Sign up today to shape the future.

The Building Materials Reuse Association (BMRA) is a 501 c3 non-profit educational and research organization whose mission is to advance the recovery, reuse and recycling of building materials.

  • Reduce the consumption of new resources
  • Reduce landfill waste and pollution
  • Create value-added markets and increase cost-effectiveness
  • Expand job opportunities and workforce development skills
  • Promote the sustainability of communities and the environment through resource preservation

We can be reached via email or by phone: 773-340-BMRA (773-340-2672) email: contact@bmra.org

Our Mailing Address is: P.O. Box 47776 Chicago, IL 60647 

Copyright © 2015 Building Materials Reuse Association, All rights reserved.

via Reclamation Administration / Decon ’16 – Building Material Reuse Association Conference – Reclamation Administration.

DETAILS team as “Innovator of the Year” – Humanim

Details, a unique approach...

Big News! The Daily Record has named Humanim’s Jeff Carroll and the DETAILS team as “Innovator of the Year.”

DETAILS, a Humanim social enterprise, is a nonprofit deconstruction business with a social mission: creating jobs for people who, for many reasons, have faced difficulty getting hired. We train and hire men and women to take apart buildings – rather than demolishing them – and then we salvage the materials for resale, reuse or repurposing.

detailsIOTY

via Humanim – Home.

Finger Lakes ReUse Wins EPA Award – Ithaca Times : News

Award-Winning ReUse

The United States Environmental Protection Agency (EPA) has named Finger Lakes ReUse (ReUse) as a recipient of its 2015 Environmental Champion Award. ReUse was nominated for this award, the highest honor presented to the public by EPA, by Tompkins County Solid Waste Manager Barbara Eckstrom, in recognition of its accomplishments in transforming waste into jobs and job skills training opportunities for the community.

via Finger Lakes ReUse Wins EPA Award – Ithaca Times : News.

Eclecticasa introduces Detroit Collection, made from reclaimed wood

Laura Scaccia of Eclecticasa at one of her stained glass tables at a show in Pennsylvania in February. “The show was a great success. We sold three pieces and people were crazy about the pattern of the wood and the feel,” said Scaccia
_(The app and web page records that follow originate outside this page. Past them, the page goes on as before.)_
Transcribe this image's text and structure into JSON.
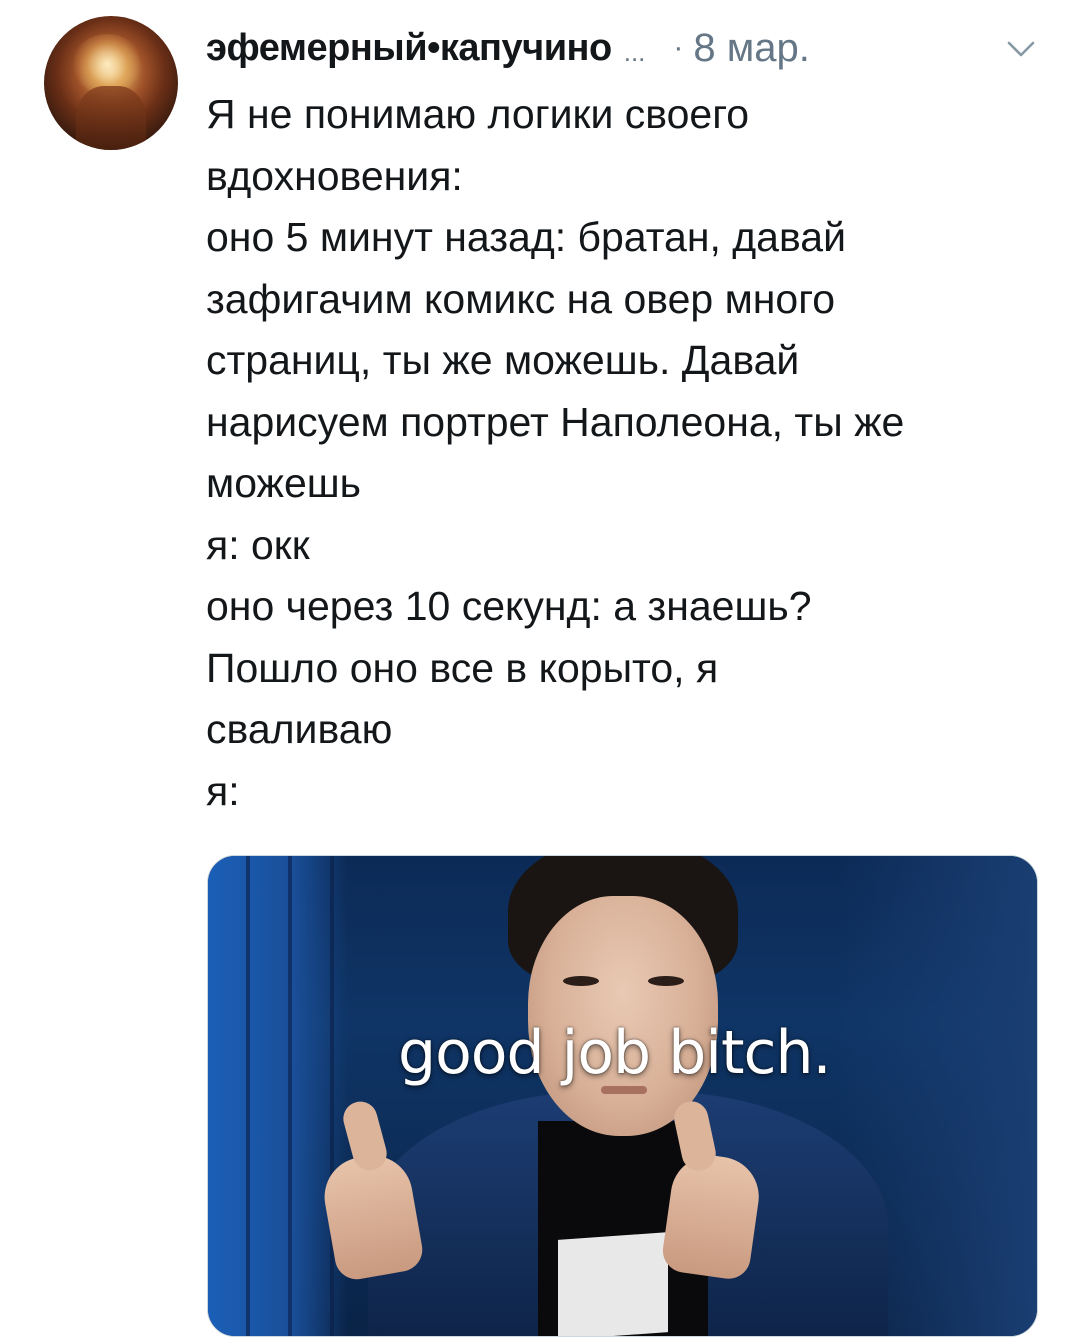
{
  "tweet": {
    "author_name": "эфемерный•капучино",
    "name_overflow": "...",
    "separator": "·",
    "date": "8 мар.",
    "menu_icon": "chevron-down-icon",
    "body_lines": [
      "Я не понимаю логики своего",
      "вдохновения:",
      "оно 5 минут назад: братан, давай",
      "зафигачим комикс на овер много",
      "страниц, ты же можешь. Давай",
      "нарисуем портрет Наполеона, ты же",
      "можешь",
      "я: окк",
      "оно через 10 секунд: а знаешь?",
      "Пошло оно все в корыто, я",
      "сваливаю",
      "я:"
    ],
    "media": {
      "caption": "good job bitch."
    }
  },
  "colors": {
    "text": "#14171a",
    "secondary": "#657786",
    "border": "#ccd6dd"
  }
}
“I was recently introduced to a group of people that deconstruct homes. This is different than demolition because the material is saved and repurposed or reused, thus not filling our landfills,” Scaccia said.

“I saw a small sample of one of the repurposed pieces they had and I knew right away that I had to make tables,” she said.
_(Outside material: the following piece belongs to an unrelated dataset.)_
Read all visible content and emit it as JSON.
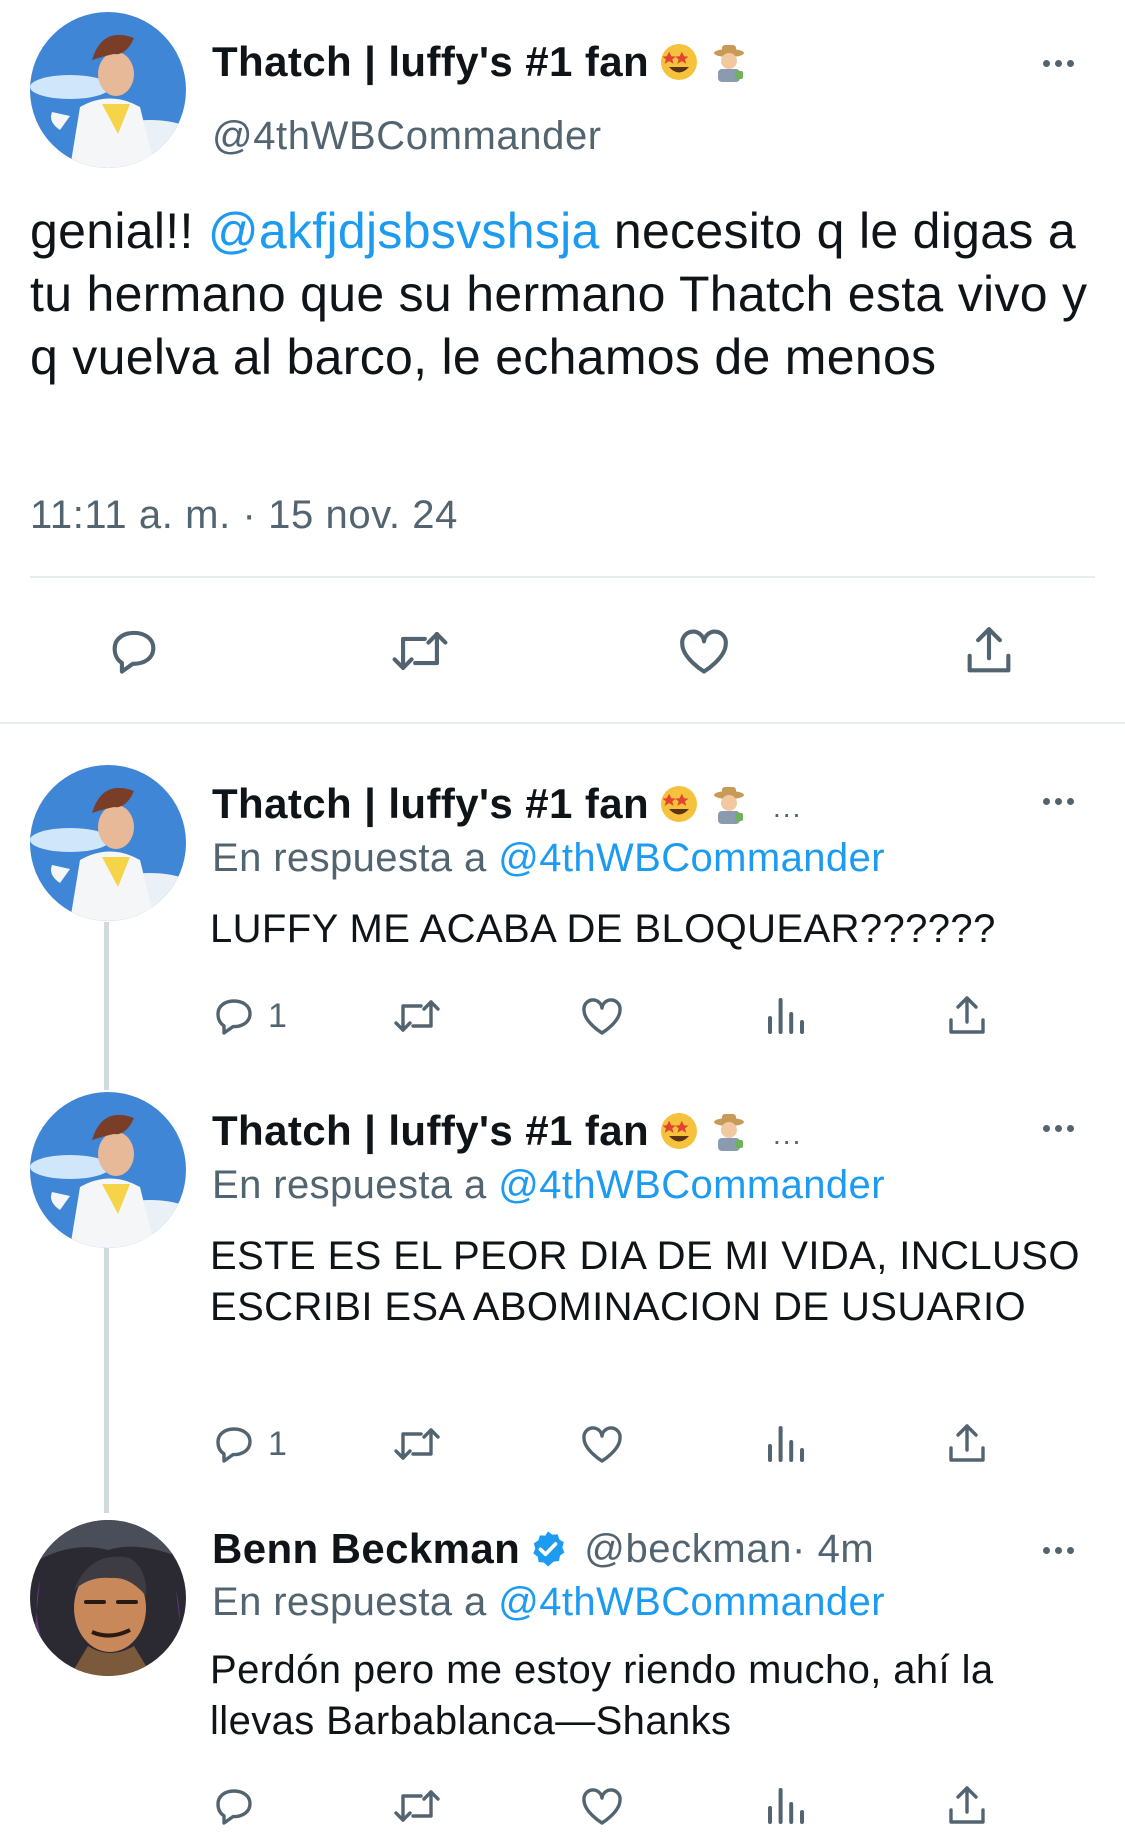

via Eclecticasa introduces Detroit Collection, made from reclaimed wood.

Gay in the Life: Carla Therese Bruni – 466 – Gay Lesbian Bi Trans News Archive – Windy City Times

“Through Community Glue Workshop, we run these clinics where people can fix stuff for free,” said Bruni. By ‘stuff’, Bruni means items ranging from lamps to toasters and clothing. “I work with craftsmen and groups who need a few tools to do some really cool stuff. You can start a deconstruction company with a few hundred dollars in tools,” she said. And, she helps to make that happen.

via Gay in the Life: Carla Therese Bruni – 466 – Gay Lesbian Bi Trans News Archive – Windy City Times.